----- Supplied entries

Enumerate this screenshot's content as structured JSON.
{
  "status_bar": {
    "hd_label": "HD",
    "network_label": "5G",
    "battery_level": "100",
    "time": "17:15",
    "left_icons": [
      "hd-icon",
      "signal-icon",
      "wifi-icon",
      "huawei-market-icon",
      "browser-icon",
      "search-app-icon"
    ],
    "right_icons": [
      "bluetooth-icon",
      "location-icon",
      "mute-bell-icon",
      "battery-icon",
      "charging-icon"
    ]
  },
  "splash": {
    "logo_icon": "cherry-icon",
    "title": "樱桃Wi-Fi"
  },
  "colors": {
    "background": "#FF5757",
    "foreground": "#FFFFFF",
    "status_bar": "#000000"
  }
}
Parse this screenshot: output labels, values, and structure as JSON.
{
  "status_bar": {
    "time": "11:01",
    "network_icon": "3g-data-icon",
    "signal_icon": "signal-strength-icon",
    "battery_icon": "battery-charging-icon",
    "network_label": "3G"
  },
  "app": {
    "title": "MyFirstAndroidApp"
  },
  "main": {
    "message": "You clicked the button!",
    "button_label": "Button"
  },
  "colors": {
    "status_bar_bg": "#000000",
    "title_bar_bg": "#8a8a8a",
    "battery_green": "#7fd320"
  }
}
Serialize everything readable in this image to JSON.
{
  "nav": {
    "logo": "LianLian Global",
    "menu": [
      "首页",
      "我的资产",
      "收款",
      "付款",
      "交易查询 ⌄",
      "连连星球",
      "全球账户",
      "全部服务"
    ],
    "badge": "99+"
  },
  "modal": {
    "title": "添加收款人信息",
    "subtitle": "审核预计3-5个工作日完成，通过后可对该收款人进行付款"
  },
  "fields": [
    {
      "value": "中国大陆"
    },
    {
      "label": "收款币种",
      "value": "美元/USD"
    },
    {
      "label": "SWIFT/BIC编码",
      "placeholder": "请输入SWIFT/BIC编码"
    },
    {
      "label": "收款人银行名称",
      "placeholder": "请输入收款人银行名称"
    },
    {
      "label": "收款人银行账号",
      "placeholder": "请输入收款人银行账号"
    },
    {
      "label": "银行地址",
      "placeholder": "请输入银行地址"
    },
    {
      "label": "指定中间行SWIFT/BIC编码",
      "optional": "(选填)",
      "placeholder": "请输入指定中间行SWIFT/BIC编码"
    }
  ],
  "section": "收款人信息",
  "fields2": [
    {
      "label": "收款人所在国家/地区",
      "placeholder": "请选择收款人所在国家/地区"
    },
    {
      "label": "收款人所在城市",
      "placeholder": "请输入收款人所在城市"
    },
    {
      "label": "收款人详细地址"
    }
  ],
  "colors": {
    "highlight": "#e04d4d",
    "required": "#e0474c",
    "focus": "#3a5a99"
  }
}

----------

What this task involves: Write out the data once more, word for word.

Output:
Enumerate this screenshot's content as structured JSON.
{
  "status_bar": {
    "hd_label": "HD",
    "network_label": "5G",
    "battery_level": "100",
    "time": "17:15",
    "left_icons": [
      "hd-icon",
      "signal-icon",
      "wifi-icon",
      "huawei-market-icon",
      "browser-icon",
      "search-app-icon"
    ],
    "right_icons": [
      "bluetooth-icon",
      "location-icon",
      "mute-bell-icon",
      "battery-icon",
      "charging-icon"
    ]
  },
  "splash": {
    "logo_icon": "cherry-icon",
    "title": "樱桃Wi-Fi"
  },
  "colors": {
    "background": "#FF5757",
    "foreground": "#FFFFFF",
    "status_bar": "#000000"
  }
}
Parse this screenshot: output labels, values, and structure as JSON.
{
  "status_bar": {
    "time": "11:01",
    "network_icon": "3g-data-icon",
    "signal_icon": "signal-strength-icon",
    "battery_icon": "battery-charging-icon",
    "network_label": "3G"
  },
  "app": {
    "title": "MyFirstAndroidApp"
  },
  "main": {
    "message": "You clicked the button!",
    "button_label": "Button"
  },
  "colors": {
    "status_bar_bg": "#000000",
    "title_bar_bg": "#8a8a8a",
    "battery_green": "#7fd320"
  }
}
Serialize everything readable in this image to JSON.
{
  "nav": {
    "logo": "LianLian Global",
    "menu": [
      "首页",
      "我的资产",
      "收款",
      "付款",
      "交易查询 ⌄",
      "连连星球",
      "全球账户",
      "全部服务"
    ],
    "badge": "99+"
  },
  "modal": {
    "title": "添加收款人信息",
    "subtitle": "审核预计3-5个工作日完成，通过后可对该收款人进行付款"
  },
  "fields": [
    {
      "value": "中国大陆"
    },
    {
      "label": "收款币种",
      "value": "美元/USD"
    },
    {
      "label": "SWIFT/BIC编码",
      "placeholder": "请输入SWIFT/BIC编码"
    },
    {
      "label": "收款人银行名称",
      "placeholder": "请输入收款人银行名称"
    },
    {
      "label": "收款人银行账号",
      "placeholder": "请输入收款人银行账号"
    },
    {
      "label": "银行地址",
      "placeholder": "请输入银行地址"
    },
    {
      "label": "指定中间行SWIFT/BIC编码",
      "optional": "(选填)",
      "placeholder": "请输入指定中间行SWIFT/BIC编码"
    }
  ],
  "section": "收款人信息",
  "fields2": [
    {
      "label": "收款人所在国家/地区",
      "placeholder": "请选择收款人所在国家/地区"
    },
    {
      "label": "收款人所在城市",
      "placeholder": "请输入收款人所在城市"
    },
    {
      "label": "收款人详细地址"
    }
  ],
  "colors": {
    "highlight": "#e04d4d",
    "required": "#e0474c",
    "focus": "#3a5a99"
  }
}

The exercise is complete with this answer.